Papua New Guinea 1970-1972
January to October 1970, Hancock, Woodward & Neill, Rabaul
Perhaps it is the result of having read Coral Island and Somerset Maugham at an impressionable age, but the South Pacific islands have always evoked a powerfully romantic image with me. Mention the South Seas and I conjure up a vision of waving coconut palms and a dusky maiden strumming her ukelele. Silhouetted against the setting sun, Trader Pete (that's me!) sits in a deck-chair in front of his hut sipping a long gin and tonic while a steamboat chugs into the lagoon, bringing mail from home.
Rabaul was everything I had expected of the Territory: it was a small community settled around picturesque Simpson Harbour. The climate was tropical with blazing sunshine and regular tropical downpours, the vegetation strange and exotic, and the social life a complete change from anything I had ever experienced before! And to top it all, I loved the work which offered challenges only available in a small setting such as Rabaul where expatriate labour was at a premium. The firm was small: the resident manager, his wife as secretary, and two accountants (both still studying) plus myself.

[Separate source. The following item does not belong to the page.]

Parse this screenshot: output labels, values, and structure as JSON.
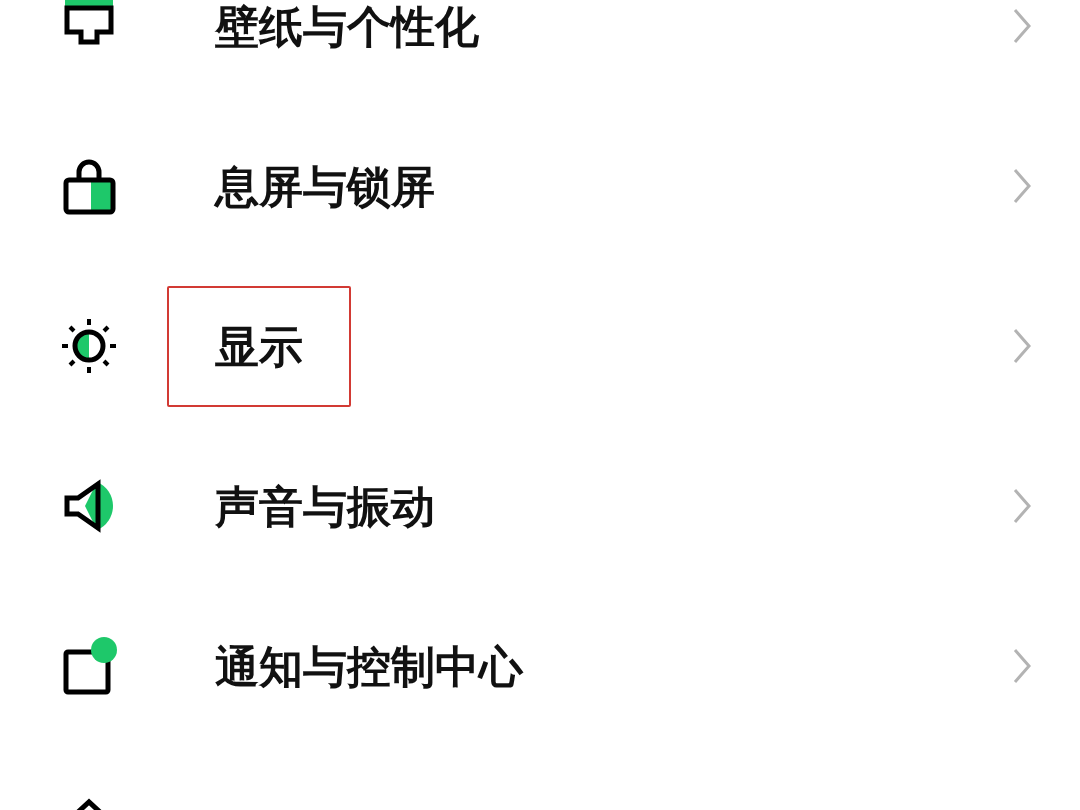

One of the accountants was a real character who was destined never to leave the Territory. For him the old aphorism came true that "if you spend more than five years in New Guinea you were done for, you'd never be able to get out, your energy would be gone, and you'd rot there like an aged palm." He and an accountant from another chartered firm and myself shared a company house (which was really an old Chinese tradestore) in Vulcan Street and a 'hausboi' who answered to the name of Getup. "Getup!!!" "Yes, masta!"
Each of us took a turn in doing the weekly shopping. I always dreaded when it was their turn as they merely bought a leg of lamb and spent the rest of the kitty to stock up on beer! We spent Saturday nights at the Palm Theatre sprawled in our banana chairs with an esky full of stubbies beside us. The others rarely spent a night at home; their nocturnal activities ranged from the Ambonese Club to the Ralum Club to the RSL. When They were well into their beers, mosquitoes would bite them and then fly straight into the wall! Then, next morning, they were like snails on Valium. How they managed to stay awake during office hours has always been a mystery to me!
Easter 1970 gave me the chance to visit my old mate Noel Butler when the Rabaul tennis club chartered a DC3 to fly to Wewak for some sort of tournament. I got a seat aboard and visited Noel who lived on his own little estate along the Hawain River some ten miles outside Wewak. It was a wonderful place! Tilly lamps at night and a shower gravity-fed from a rooftop holding tank which was refilled by the 'haus boi' with a handpump. A native village was just down the road and far into the night small bands of villagers would pass the house strumming their ukeleles. An alcoholic beachcomber by the name of McKenzie (who was said to be an excellent carpenter on the few occasions when he was off the grog) lived even farther out than Noel. He had no transport which however did not stop him from walking all the way into Wewak to quench his ever-present thirst at the Sepik Club. On his return late at night he would stagger in to Noel's for a few more noggins to propel him on his way. In later years some friendly people in town fixed him up with a donkey which used to carry him home safely. The Territory was full of characters like McKenzie.
[Noel returned to Australia in the late 70s but 'homesickness' for his spiritual home New Guinea meant that he never settled successfully anywhere else. He moved from Bundaberg to Caboolture (1980) to Innisfail to Mt Perry (1985) to Childers (1990) where he passed away in 1995. During all those years we remained good friends and exchanged a constant stream of letters and visited each other on several occasions. His passing-away not only broke my last link with New Guinea but also meant the loss of a very dear friend who belonged to that generation of Australians who took pride in their self-reliance and fortitude in the face of hardship. Whenever our talks turned to a problem one of us had experienced in the course of our quarter-of-a-century-long friendship, he simply remarked, "A philosopher I ain't" and got on with the nearest job to hand. Rest in Peace, Noel.]